Earlier in the day, the festival, held beside the placid Lake Jarun on the outskirts of the city, stirred to a sleepy start, punters lounging in the blazing heat with bottles of booze outside the main gate before heading onto the site. Now in its 12th year, INmusic boasts two main stages, the ‘Hidden’ stage for up-and-coming bands and, crucially, a dome-like karaoke tent, which mainly consists of the most gloriously pissed people you’ll ever meet belting out ABBA and Oasis until 4am.
The Legendary Shack Shakers, who formed in Kentucky the ‘90s and are a favourite of horror novelist Stephen King, brought their heady blend of southern gothic and rockabilly to the Main Stage, with frontman J.D Wilkes stripping off his floral cowboy shirt to dive shirtless into the crowd.
Later, over on the slightly smaller OTP World Stage, it was up to Angolan/Portuguese trio Throes + The Shine – who combine rock, electro and the buoyant, dancy Angolan genre of kuduro – to don colourful outfits and raise the audience’s temperatures higher still with an energetic dance-off.

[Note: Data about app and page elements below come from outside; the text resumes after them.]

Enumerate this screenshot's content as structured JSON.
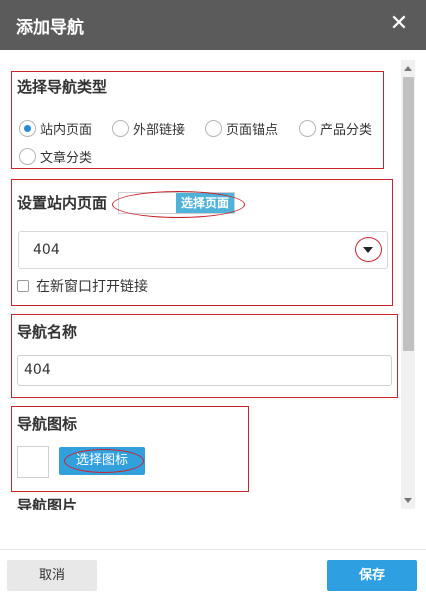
{
  "dialog": {
    "title": "添加导航",
    "close_glyph": "✕"
  },
  "nav_type": {
    "heading": "选择导航类型",
    "options": [
      {
        "label": "站内页面",
        "checked": true
      },
      {
        "label": "外部链接",
        "checked": false
      },
      {
        "label": "页面锚点",
        "checked": false
      },
      {
        "label": "产品分类",
        "checked": false
      },
      {
        "label": "文章分类",
        "checked": false
      }
    ]
  },
  "page_setting": {
    "heading": "设置站内页面",
    "pick_button": "选择页面",
    "selected_page": "404",
    "new_window_label": "在新窗口打开链接",
    "new_window_checked": false
  },
  "nav_name": {
    "heading": "导航名称",
    "value": "404"
  },
  "nav_icon": {
    "heading": "导航图标",
    "pick_button": "选择图标"
  },
  "nav_image": {
    "heading": "导航图片"
  },
  "footer": {
    "cancel_label": "取消",
    "save_label": "保存"
  },
  "colors": {
    "header_bg": "#5b5b5b",
    "accent_blue": "#2e9fe0",
    "highlight_red": "#c9242d"
  }
}
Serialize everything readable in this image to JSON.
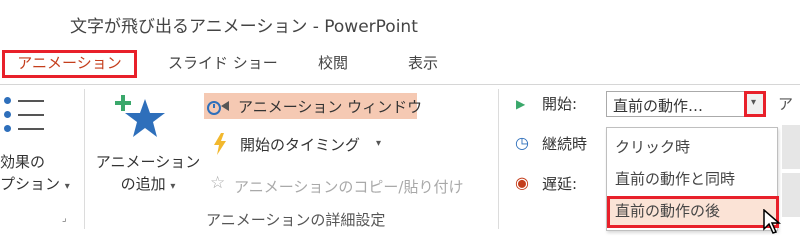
{
  "window": {
    "title": "文字が飛び出るアニメーション - PowerPoint"
  },
  "tabs": [
    {
      "label": "アニメーション",
      "active": true
    },
    {
      "label": "スライド ショー",
      "active": false
    },
    {
      "label": "校閲",
      "active": false
    },
    {
      "label": "表示",
      "active": false
    }
  ],
  "ribbon": {
    "effect_options": {
      "line1": "効果の",
      "line2": "プション",
      "arrow": "▾"
    },
    "add_animation": {
      "line1": "アニメーション",
      "line2": "の追加",
      "arrow": "▾"
    },
    "advanced": {
      "animation_pane": "アニメーション ウィンドウ",
      "trigger": "開始のタイミング",
      "trigger_arrow": "▾",
      "painter": "アニメーションのコピー/貼り付け",
      "group_label": "アニメーションの詳細設定"
    },
    "timing": {
      "start_label": "開始:",
      "start_value": "直前の動作…",
      "duration_label": "継続時",
      "delay_label": "遅延:",
      "next_label_partial": "ア",
      "dropdown_arrow": "▾"
    },
    "dropdown_options": [
      {
        "label": "クリック時",
        "selected": false
      },
      {
        "label": "直前の動作と同時",
        "selected": false
      },
      {
        "label": "直前の動作の後",
        "selected": true
      }
    ]
  },
  "colors": {
    "highlight_red": "#e8202a",
    "accent_orange": "#c43e1c",
    "pane_highlight": "#f5c9b3",
    "star_blue": "#2e6fbb",
    "plus_green": "#3aa86b"
  }
}
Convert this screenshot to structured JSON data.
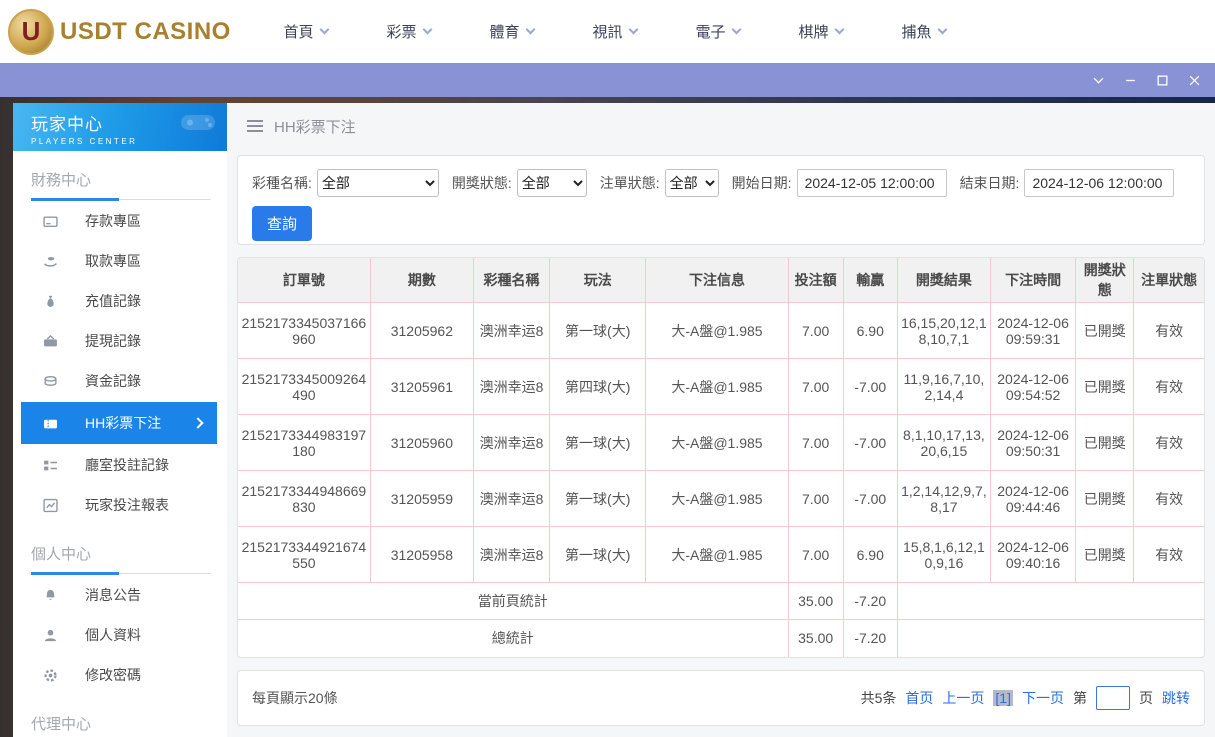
{
  "topnav": {
    "logo_text": "USDT CASINO",
    "logo_letter": "U",
    "items": [
      {
        "label": "首頁"
      },
      {
        "label": "彩票"
      },
      {
        "label": "體育"
      },
      {
        "label": "視訊"
      },
      {
        "label": "電子"
      },
      {
        "label": "棋牌"
      },
      {
        "label": "捕魚"
      }
    ]
  },
  "sidebar": {
    "header": {
      "title": "玩家中心",
      "subtitle": "PLAYERS CENTER"
    },
    "sections": [
      {
        "title": "財務中心",
        "items": [
          {
            "label": "存款專區",
            "icon": "deposit-card-icon"
          },
          {
            "label": "取款專區",
            "icon": "withdraw-hand-icon"
          },
          {
            "label": "充值記錄",
            "icon": "money-bag-icon"
          },
          {
            "label": "提現記錄",
            "icon": "banknote-icon"
          },
          {
            "label": "資金記錄",
            "icon": "coins-icon"
          },
          {
            "label": "HH彩票下注",
            "icon": "ticket-icon",
            "active": true
          },
          {
            "label": "廳室投註記錄",
            "icon": "hall-list-icon"
          },
          {
            "label": "玩家投注報表",
            "icon": "report-chart-icon"
          }
        ]
      },
      {
        "title": "個人中心",
        "items": [
          {
            "label": "消息公告",
            "icon": "bell-icon"
          },
          {
            "label": "個人資料",
            "icon": "user-icon"
          },
          {
            "label": "修改密碼",
            "icon": "gear-icon"
          }
        ]
      },
      {
        "title": "代理中心",
        "items": []
      }
    ]
  },
  "breadcrumb": {
    "title": "HH彩票下注"
  },
  "filters": {
    "lottery_label": "彩種名稱:",
    "lottery_value": "全部",
    "draw_status_label": "開獎狀態:",
    "draw_status_value": "全部",
    "order_status_label": "注單狀態:",
    "order_status_value": "全部",
    "start_date_label": "開始日期:",
    "start_date_value": "2024-12-05 12:00:00",
    "end_date_label": "結束日期:",
    "end_date_value": "2024-12-06 12:00:00",
    "query_label": "查詢"
  },
  "table": {
    "headers": [
      "訂單號",
      "期數",
      "彩種名稱",
      "玩法",
      "下注信息",
      "投注額",
      "輸贏",
      "開獎結果",
      "下注時間",
      "開獎狀態",
      "注單狀態"
    ],
    "rows": [
      [
        "2152173345037166960",
        "31205962",
        "澳洲幸运8",
        "第一球(大)",
        "大-A盤@1.985",
        "7.00",
        "6.90",
        "16,15,20,12,18,10,7,1",
        "2024-12-06 09:59:31",
        "已開獎",
        "有效"
      ],
      [
        "2152173345009264490",
        "31205961",
        "澳洲幸运8",
        "第四球(大)",
        "大-A盤@1.985",
        "7.00",
        "-7.00",
        "11,9,16,7,10,2,14,4",
        "2024-12-06 09:54:52",
        "已開獎",
        "有效"
      ],
      [
        "2152173344983197180",
        "31205960",
        "澳洲幸运8",
        "第一球(大)",
        "大-A盤@1.985",
        "7.00",
        "-7.00",
        "8,1,10,17,13,20,6,15",
        "2024-12-06 09:50:31",
        "已開獎",
        "有效"
      ],
      [
        "2152173344948669830",
        "31205959",
        "澳洲幸运8",
        "第一球(大)",
        "大-A盤@1.985",
        "7.00",
        "-7.00",
        "1,2,14,12,9,7,8,17",
        "2024-12-06 09:44:46",
        "已開獎",
        "有效"
      ],
      [
        "2152173344921674550",
        "31205958",
        "澳洲幸运8",
        "第一球(大)",
        "大-A盤@1.985",
        "7.00",
        "6.90",
        "15,8,1,6,12,10,9,16",
        "2024-12-06 09:40:16",
        "已開獎",
        "有效"
      ]
    ],
    "summary": [
      {
        "label": "當前頁統計",
        "bet_total": "35.00",
        "win_loss_total": "-7.20"
      },
      {
        "label": "總統計",
        "bet_total": "35.00",
        "win_loss_total": "-7.20"
      }
    ]
  },
  "pagination": {
    "page_size_text": "每頁顯示20條",
    "total_text": "共5条",
    "first_label": "首页",
    "prev_label": "上一页",
    "current_page": "[1]",
    "next_label": "下一页",
    "jump_prefix": "第",
    "jump_suffix": "页",
    "jump_button": "跳转"
  },
  "colors": {
    "accent_blue": "#1b84e8",
    "button_blue": "#2a7bea",
    "link_blue": "#2a6ee0",
    "titlebar_purple": "#8a92d6",
    "gold": "#a9802e",
    "table_border_pink": "#f3cbcb",
    "sidebar_header_blue": "#1f9ce8"
  }
}
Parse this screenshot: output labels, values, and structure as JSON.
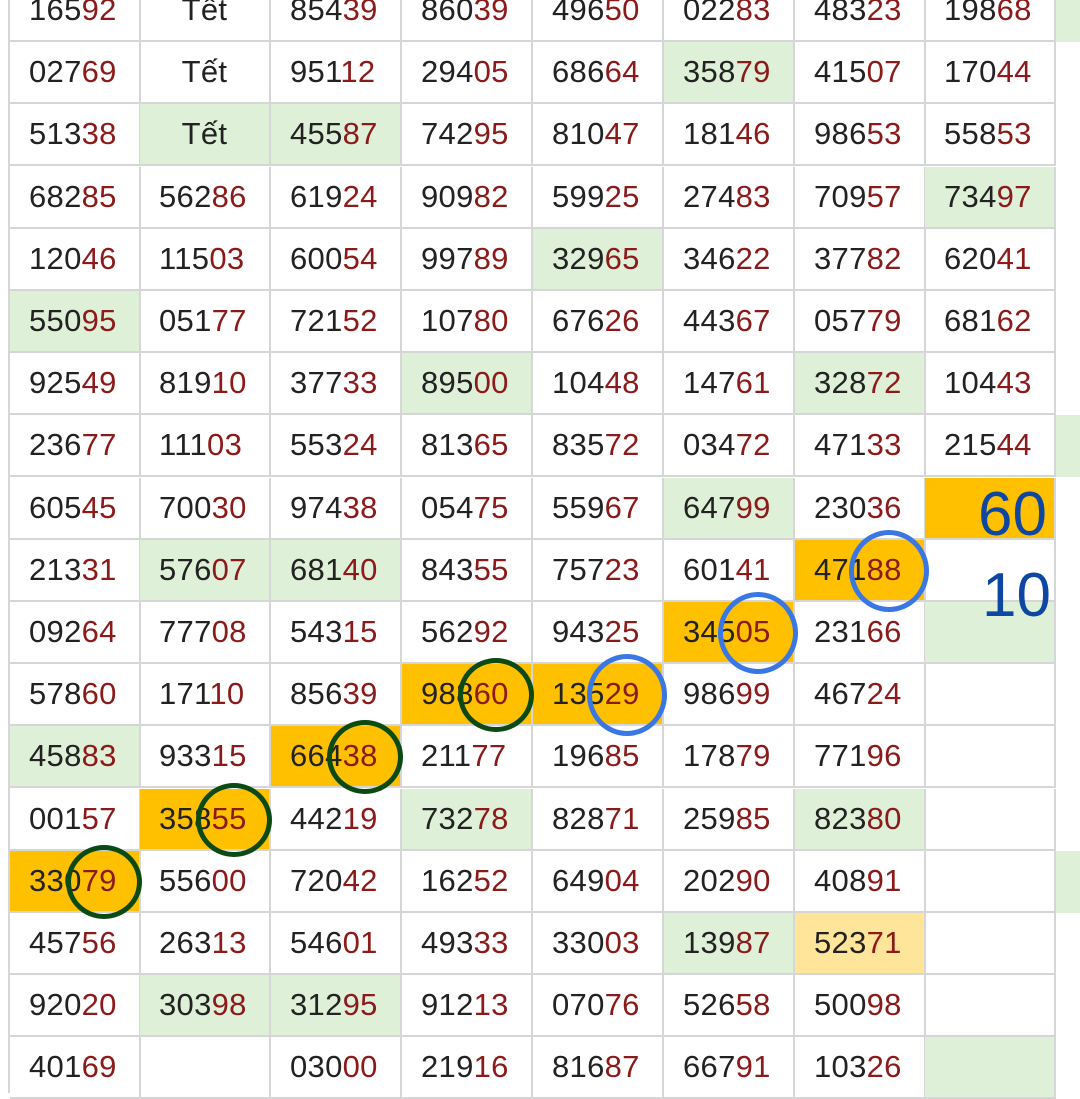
{
  "colors": {
    "green": "#dff0d8",
    "orange": "#ffc000",
    "yellow": "#ffe599",
    "digit_dark": "#222222",
    "digit_tail": "#8b1a1a",
    "note": "#0d47a1",
    "mark_green": "#0c4a14",
    "mark_blue": "#3a76e4"
  },
  "rows": [
    [
      [
        "16592",
        ""
      ],
      [
        "Tết",
        ""
      ],
      [
        "85439",
        ""
      ],
      [
        "86039",
        ""
      ],
      [
        "49650",
        ""
      ],
      [
        "02283",
        ""
      ],
      [
        "48323",
        ""
      ],
      [
        "19868",
        ""
      ]
    ],
    [
      [
        "02769",
        ""
      ],
      [
        "Tết",
        ""
      ],
      [
        "95112",
        ""
      ],
      [
        "29405",
        ""
      ],
      [
        "68664",
        ""
      ],
      [
        "35879",
        "g"
      ],
      [
        "41507",
        ""
      ],
      [
        "17044",
        ""
      ]
    ],
    [
      [
        "51338",
        ""
      ],
      [
        "Tết",
        "g"
      ],
      [
        "45587",
        "g"
      ],
      [
        "74295",
        ""
      ],
      [
        "81047",
        ""
      ],
      [
        "18146",
        ""
      ],
      [
        "98653",
        ""
      ],
      [
        "55853",
        ""
      ]
    ],
    [
      [
        "68285",
        ""
      ],
      [
        "56286",
        ""
      ],
      [
        "61924",
        ""
      ],
      [
        "90982",
        ""
      ],
      [
        "59925",
        ""
      ],
      [
        "27483",
        ""
      ],
      [
        "70957",
        ""
      ],
      [
        "73497",
        "g"
      ]
    ],
    [
      [
        "12046",
        ""
      ],
      [
        "11503",
        ""
      ],
      [
        "60054",
        ""
      ],
      [
        "99789",
        ""
      ],
      [
        "32965",
        "g"
      ],
      [
        "34622",
        ""
      ],
      [
        "37782",
        ""
      ],
      [
        "62041",
        ""
      ]
    ],
    [
      [
        "55095",
        "g"
      ],
      [
        "05177",
        ""
      ],
      [
        "72152",
        ""
      ],
      [
        "10780",
        ""
      ],
      [
        "67626",
        ""
      ],
      [
        "44367",
        ""
      ],
      [
        "05779",
        ""
      ],
      [
        "68162",
        ""
      ]
    ],
    [
      [
        "92549",
        ""
      ],
      [
        "81910",
        ""
      ],
      [
        "37733",
        ""
      ],
      [
        "89500",
        "g"
      ],
      [
        "10448",
        ""
      ],
      [
        "14761",
        ""
      ],
      [
        "32872",
        "g"
      ],
      [
        "10443",
        ""
      ]
    ],
    [
      [
        "23677",
        ""
      ],
      [
        "11103",
        ""
      ],
      [
        "55324",
        ""
      ],
      [
        "81365",
        ""
      ],
      [
        "83572",
        ""
      ],
      [
        "03472",
        ""
      ],
      [
        "47133",
        ""
      ],
      [
        "21544",
        ""
      ]
    ],
    [
      [
        "60545",
        ""
      ],
      [
        "70030",
        ""
      ],
      [
        "97438",
        ""
      ],
      [
        "05475",
        ""
      ],
      [
        "55967",
        ""
      ],
      [
        "64799",
        "g"
      ],
      [
        "23036",
        ""
      ],
      [
        "",
        "o"
      ]
    ],
    [
      [
        "21331",
        ""
      ],
      [
        "57607",
        "g"
      ],
      [
        "68140",
        "g"
      ],
      [
        "84355",
        ""
      ],
      [
        "75723",
        ""
      ],
      [
        "60141",
        ""
      ],
      [
        "47188",
        "o"
      ],
      [
        "",
        ""
      ]
    ],
    [
      [
        "09264",
        ""
      ],
      [
        "77708",
        ""
      ],
      [
        "54315",
        ""
      ],
      [
        "56292",
        ""
      ],
      [
        "94325",
        ""
      ],
      [
        "34505",
        "o"
      ],
      [
        "23166",
        ""
      ],
      [
        "",
        "g"
      ]
    ],
    [
      [
        "57860",
        ""
      ],
      [
        "17110",
        ""
      ],
      [
        "85639",
        ""
      ],
      [
        "98860",
        "o"
      ],
      [
        "13529",
        "o"
      ],
      [
        "98699",
        ""
      ],
      [
        "46724",
        ""
      ],
      [
        "",
        ""
      ]
    ],
    [
      [
        "45883",
        "g"
      ],
      [
        "93315",
        ""
      ],
      [
        "66438",
        "o"
      ],
      [
        "21177",
        ""
      ],
      [
        "19685",
        ""
      ],
      [
        "17879",
        ""
      ],
      [
        "77196",
        ""
      ],
      [
        "",
        ""
      ]
    ],
    [
      [
        "00157",
        ""
      ],
      [
        "35855",
        "o"
      ],
      [
        "44219",
        ""
      ],
      [
        "73278",
        "g"
      ],
      [
        "82871",
        ""
      ],
      [
        "25985",
        ""
      ],
      [
        "82380",
        "g"
      ],
      [
        "",
        ""
      ]
    ],
    [
      [
        "33079",
        "o"
      ],
      [
        "55600",
        ""
      ],
      [
        "72042",
        ""
      ],
      [
        "16252",
        ""
      ],
      [
        "64904",
        ""
      ],
      [
        "20290",
        ""
      ],
      [
        "40891",
        ""
      ],
      [
        "",
        ""
      ]
    ],
    [
      [
        "45756",
        ""
      ],
      [
        "26313",
        ""
      ],
      [
        "54601",
        ""
      ],
      [
        "49333",
        ""
      ],
      [
        "33003",
        ""
      ],
      [
        "13987",
        "g"
      ],
      [
        "52371",
        "y"
      ],
      [
        "",
        ""
      ]
    ],
    [
      [
        "92020",
        ""
      ],
      [
        "30398",
        "g"
      ],
      [
        "31295",
        "g"
      ],
      [
        "91213",
        ""
      ],
      [
        "07076",
        ""
      ],
      [
        "52658",
        ""
      ],
      [
        "50098",
        ""
      ],
      [
        "",
        ""
      ]
    ],
    [
      [
        "40169",
        ""
      ],
      [
        "",
        ""
      ],
      [
        "03000",
        ""
      ],
      [
        "21916",
        ""
      ],
      [
        "81687",
        ""
      ],
      [
        "66791",
        ""
      ],
      [
        "10326",
        ""
      ],
      [
        "",
        "g"
      ]
    ]
  ],
  "edge_green_rows": [
    0,
    7,
    14
  ],
  "notes": {
    "first": "60",
    "second": "10"
  },
  "marks": [
    {
      "name": "circle-mark-green-33079",
      "color": "green",
      "row": 14,
      "col": 0
    },
    {
      "name": "circle-mark-green-35855",
      "color": "green",
      "row": 13,
      "col": 1
    },
    {
      "name": "circle-mark-green-66438",
      "color": "green",
      "row": 12,
      "col": 2
    },
    {
      "name": "circle-mark-green-98860",
      "color": "green",
      "row": 11,
      "col": 3
    },
    {
      "name": "circle-mark-blue-13529",
      "color": "blue",
      "row": 11,
      "col": 4
    },
    {
      "name": "circle-mark-blue-34505",
      "color": "blue",
      "row": 10,
      "col": 5
    },
    {
      "name": "circle-mark-blue-47188",
      "color": "blue",
      "row": 9,
      "col": 6
    }
  ]
}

Over on the Hidden Stage, London indie-pop five-piece Haus, who released their debut self-titled EP this month, played an encore after rounding off their set with the intense, atmospheric ‘Oblivion’. It was the band’s first time in Croatia and they vowed to return to INmusic.
Back on the OTP World Stage, the UK’s Michael Kiwanuka performed lush neo-soul songs such as ‘Cold Little Heart’, ‘Rule The World’ and ‘The Final Frame’. Bathed in orange light, he told the audience they looked “amazing”, his voice breaking with emotion on the line “Maybe this time I can be strong” from ‘Cold Little Heart’. The crowd’s biggest response was reserved for ‘Black Man In A White World’, the line “I found peace but I’m not glad”sounding even more bittersweet and wistful in this jubilant atmosphere.
Kiwanuka promised to “mellow it out” with ballad ‘I’m Getting Ready’. Things were pretty mellow already, but the acoustic guitar-led song, backed by a sedate, rolling bassline, certainly delivered on the promise. Unlike the recorded version, this rendition included a sprinkling of piano, which contributed to the folky, intimate atmosphere.
There was nothing mellow about Arcade Fire’s set, which packed more emotional clout into a 90-minute set than most festival bills manage in their entirety. The Montreal group, soon to release fifth album Everything Now, opened with the recent single of the same name, a joyous pop behemoth about living, fully, in the moment and embracing life, the good and the bad.
Guitarist and synth player Will Butler waved his arms like the conductor of an orchestra as the crowd chanted along to the epic ‘No Cars Go’; singer and multi-instrumentalist Régine Chassagne jumped and danced around with colorful pom-poms in a display of unrestrained glee; and Win leaned with his back against a speaker, overcome with emotion, during the disco-influenced ‘Afterlife’.
The night’s rendition of ‘The Suburbs’ was curiously retrained, with Win sat the piano as the audience took over vocal duties, though ‘Month of May’ was furiously punked-up, guitarist Richard Reed Parry bellowing the chorus through a megaphone. A new song continued the disco theme the band explored on 2013 album Reflektor and the whole place exploded with the opening chant of ‘Wake Up’, taken from their first album Funeral, during the one-song encore. Leaving the stage, Win insisted: “We’re not worth one-tenth of this [applause]. Thank you.”
Arcade Fire played:
Here Comes the Night Time
No Cars Go
Ready to Start
Month of May
Neighborhood #1 (Tunnels)
Sprawl II (Mountains Beyond Mountains)
Signs of Life
Neighborhood #3 (Power Out)